Before we left for Vietnam, Jared mentioned that he wanted to have a suit tailor made. I didn’t think much of it, and didn’t plan to have anything done myself.
That was until we arrived in Hoi An. We stayed at the Nhi Trung Hotel. There was a balcony in our room and fantastic free breakfasts, which made it a five star establishment in my book. Staying here also entitled us to a 10% discount at their family-run tailor shop, D & C.
In the morning, we rented bicycles and rode to the beach with Mo and Peter, a couple we know from Yeongwol. They were travelling Vietnam in the opposite direction, from Hanoi to Ho Chi Minh City.
We went to the tailor shop that afternoon to check things out. Just to look. There were two women running the shop, both of whom were well versed on sales. Before we knew it, Jared was selecting fabrics and being measured for his silk-lined cashmere suit.
“And you?” the older woman asked me. “We make you anything. What do you want.” It wasn’t a question. It was a statement: You will not leave here without new clothes.

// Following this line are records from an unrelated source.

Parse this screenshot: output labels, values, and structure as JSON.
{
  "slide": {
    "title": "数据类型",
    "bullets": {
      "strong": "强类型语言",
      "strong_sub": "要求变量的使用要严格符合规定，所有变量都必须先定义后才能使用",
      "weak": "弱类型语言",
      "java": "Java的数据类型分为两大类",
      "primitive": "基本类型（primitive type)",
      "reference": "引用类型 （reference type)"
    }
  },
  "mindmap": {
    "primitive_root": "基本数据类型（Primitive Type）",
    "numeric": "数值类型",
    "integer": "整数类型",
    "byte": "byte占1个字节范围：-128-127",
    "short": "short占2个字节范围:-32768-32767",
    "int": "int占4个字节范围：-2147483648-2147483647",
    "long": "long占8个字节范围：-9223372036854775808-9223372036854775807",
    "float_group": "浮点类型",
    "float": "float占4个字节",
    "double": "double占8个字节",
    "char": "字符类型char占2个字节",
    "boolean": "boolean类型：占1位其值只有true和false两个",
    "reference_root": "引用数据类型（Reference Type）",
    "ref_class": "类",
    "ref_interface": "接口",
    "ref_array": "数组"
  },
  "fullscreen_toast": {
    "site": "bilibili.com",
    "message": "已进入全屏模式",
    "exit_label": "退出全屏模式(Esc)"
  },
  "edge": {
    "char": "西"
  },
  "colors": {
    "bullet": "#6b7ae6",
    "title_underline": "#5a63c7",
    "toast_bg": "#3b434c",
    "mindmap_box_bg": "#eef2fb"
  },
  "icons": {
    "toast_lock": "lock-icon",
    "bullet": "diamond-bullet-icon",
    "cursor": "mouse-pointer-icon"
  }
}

Anything? I mean, I could use a nice dress, I thought.
“I could use a nice dress,” I said.
She pulled an enormous catalog out from under a table and put it in my lap. Hundreds of dresses, in any color I wanted, all waiting to be mine.
We left a half hour later, with instructions to return the following day for final fittings on Jared’s suit and my new green silk chiffon dress.

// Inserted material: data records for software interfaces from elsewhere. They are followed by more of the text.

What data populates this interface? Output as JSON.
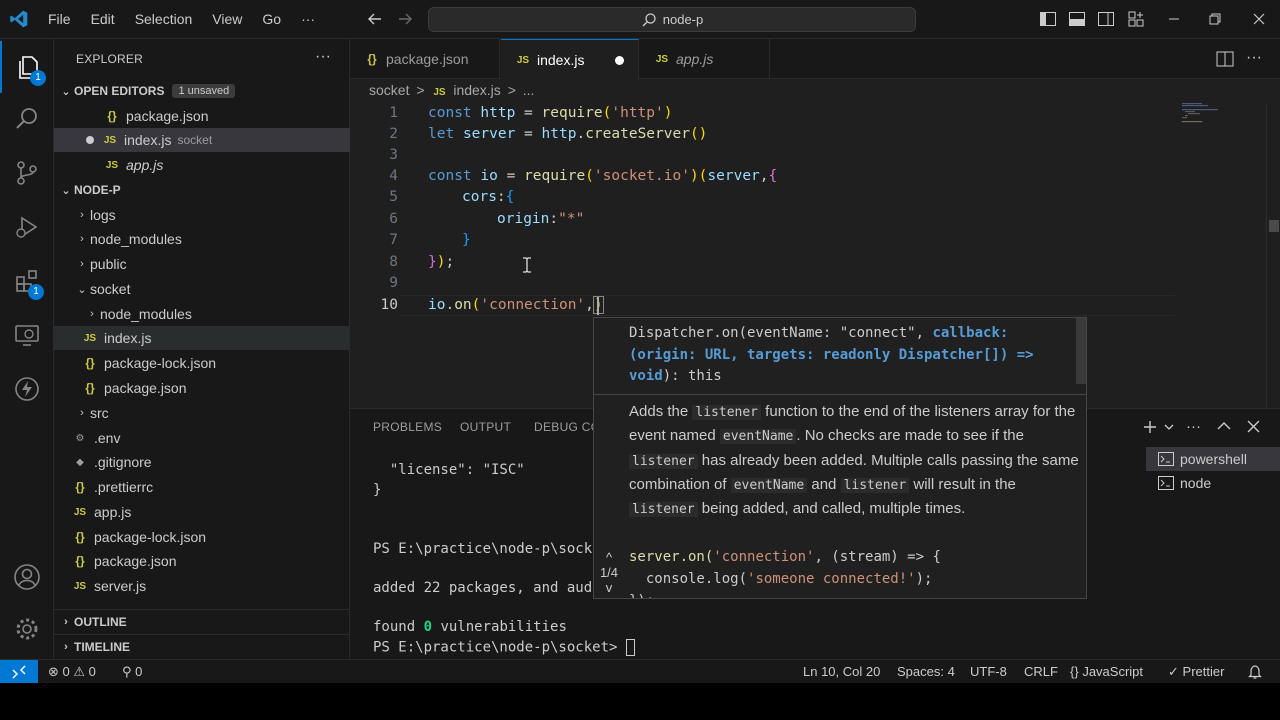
{
  "title_bar": {
    "menu": [
      "File",
      "Edit",
      "Selection",
      "View",
      "Go",
      "···"
    ],
    "search_text": "node-p"
  },
  "activity_bar": {
    "explorer_badge": "1",
    "extensions_badge": "1"
  },
  "explorer": {
    "title": "EXPLORER",
    "open_editors_label": "OPEN EDITORS",
    "unsaved_badge": "1 unsaved",
    "open_editors": [
      {
        "icon": "{}",
        "name": "package.json",
        "desc": ""
      },
      {
        "icon": "JS",
        "name": "index.js",
        "desc": "socket"
      },
      {
        "icon": "JS",
        "name": "app.js",
        "desc": ""
      }
    ],
    "folder_label": "NODE-P",
    "tree": [
      {
        "icon": "›",
        "name": "logs"
      },
      {
        "icon": "›",
        "name": "node_modules"
      },
      {
        "icon": "›",
        "name": "public"
      },
      {
        "icon": "⌄",
        "name": "socket"
      },
      {
        "icon": "›",
        "name": "node_modules"
      },
      {
        "icon": "JS",
        "name": "index.js"
      },
      {
        "icon": "{}",
        "name": "package-lock.json"
      },
      {
        "icon": "{}",
        "name": "package.json"
      },
      {
        "icon": "›",
        "name": "src"
      },
      {
        "icon": "⚙",
        "name": ".env"
      },
      {
        "icon": "◆",
        "name": ".gitignore"
      },
      {
        "icon": "{}",
        "name": ".prettierrc"
      },
      {
        "icon": "JS",
        "name": "app.js"
      },
      {
        "icon": "{}",
        "name": "package-lock.json"
      },
      {
        "icon": "{}",
        "name": "package.json"
      },
      {
        "icon": "JS",
        "name": "server.js"
      }
    ],
    "outline_label": "OUTLINE",
    "timeline_label": "TIMELINE"
  },
  "tabs": [
    {
      "icon": "{}",
      "name": "package.json"
    },
    {
      "icon": "JS",
      "name": "index.js"
    },
    {
      "icon": "JS",
      "name": "app.js"
    }
  ],
  "breadcrumb": {
    "folder": "socket",
    "sep": ">",
    "file_icon": "JS",
    "file": "index.js",
    "sep2": ">",
    "tail": "..."
  },
  "line_numbers": [
    "1",
    "2",
    "3",
    "4",
    "5",
    "6",
    "7",
    "8",
    "9",
    "10"
  ],
  "code": {
    "l1": {
      "kw": "const",
      "var": "http",
      "eq": " = ",
      "fn": "require",
      "open": "(",
      "str": "'http'",
      "close": ")"
    },
    "l2": {
      "kw": "let",
      "var": "server",
      "eq": " = ",
      "obj": "http",
      "dot": ".",
      "fn": "createServer",
      "parens": "()"
    },
    "l4": {
      "kw": "const",
      "var": "io",
      "eq": " = ",
      "fn": "require",
      "open": "(",
      "str": "'socket.io'",
      "close": ")",
      "open2": "(",
      "arg": "server",
      "comma": ",",
      "brace": "{"
    },
    "l5": {
      "key": "cors",
      "colon": ":",
      "brace": "{"
    },
    "l6": {
      "key": "origin",
      "colon": ":",
      "str": "\"*\""
    },
    "l7": {
      "brace": "}"
    },
    "l8": {
      "brace": "}",
      "paren": ")",
      "semi": ";"
    },
    "l10": {
      "obj": "io",
      "dot": ".",
      "fn": "on",
      "open": "(",
      "str": "'connection'",
      "comma": ",",
      "close": ")"
    }
  },
  "hover": {
    "sig_1a": "Dispatcher.on(eventName: \"connect\", ",
    "sig_1b": "callback:",
    "sig_2": "(origin: URL, targets: readonly Dispatcher[]) =>",
    "sig_3a": "void",
    "sig_3b": "): this",
    "doc_1": "Adds the ",
    "doc_code_1": "listener",
    "doc_2": " function to the end of the listeners array for the event named ",
    "doc_code_2": "eventName",
    "doc_3": ". No checks are made to see if the ",
    "doc_code_3": "listener",
    "doc_4": " has already been added. Multiple calls passing the same combination of ",
    "doc_code_4": "eventName",
    "doc_5": " and ",
    "doc_code_5": "listener",
    "doc_6": " will result in the ",
    "doc_code_6": "listener",
    "doc_7": " being added, and called, multiple times.",
    "ex_1a": "server.on(",
    "ex_1b": "'connection'",
    "ex_1c": ", (stream) => {",
    "ex_2a": "  console.log(",
    "ex_2b": "'someone connected!'",
    "ex_2c": ");",
    "ex_3": "});",
    "nav_up": "^",
    "nav_count": "1/4",
    "nav_down": "v"
  },
  "panel": {
    "tabs": [
      "PROBLEMS",
      "OUTPUT",
      "DEBUG CO"
    ],
    "terminal": [
      "  \"license\": \"ISC\"",
      "}",
      "PS E:\\practice\\node-p\\sock",
      "added 22 packages, and aud",
      "found ",
      "0",
      " vulnerabilities",
      "PS E:\\practice\\node-p\\socket> "
    ],
    "terminals": [
      "powershell",
      "node"
    ]
  },
  "status_bar": {
    "errors": "0",
    "warnings": "0",
    "ports": "0",
    "position": "Ln 10, Col 20",
    "spaces": "Spaces: 4",
    "encoding": "UTF-8",
    "eol": "CRLF",
    "language_icon": "{}",
    "language": "JavaScript",
    "formatter": "Prettier"
  },
  "colors": {
    "accent": "#0078d4",
    "keyword": "#569cd6",
    "variable": "#9cdcfe",
    "function": "#dcdcaa",
    "string": "#ce9178",
    "js_icon": "#cbcb41"
  }
}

In the morning, the sun was blazing and the clouds were nonexistent. The four of us rented two motorbikes and sped off to My Son, a collection of abandoned Hindu temples about 30 kilometers out of town.
Way to go, us.
On the way back, we were hungry. The kind of hungry that hangs over a group of four like a bad smell, putting everyone in an aggressive mood and threatening to destroy the beautiful memories we had only recently created. Luckily, we saw this:
Inside, people were eating. We immediately parked the bikes and sat at a table. A plump, aproned woman brought out a plate of baguettes and a pitcher of water. Flies instantly swarmed the baguettes, but we brushed them away and tucked in. Seconds later, four bowls of the most delicious noodle soup ever were brought out to us. Silence descended on the table as we devoured the soup and bread, much to the amusement of the surrounding Vietnamese diners.
Mood buoyed, we motored back to Hoi An to check up on our clothes.
My dress needed a few final adjustments, but we had already decided to stay for three more nights, so there was no hurry.
Mo and Peter left on the night bus that night for Nha Trang, lamenting the fact that they couldn’t stay longer.
Jared and I spent the rest of the week lounging around town, taking refuge from the newly ever-present rain. Hoi An has plenty of places to lounge around, so we really kicked a goal there. We played a LOT of free pool at Treats, a bar/restaurant with an outdoor patio. I also ordered another dress and a jacket. So much for not needing (wanting) any clothes.
The water buffalo’s abode.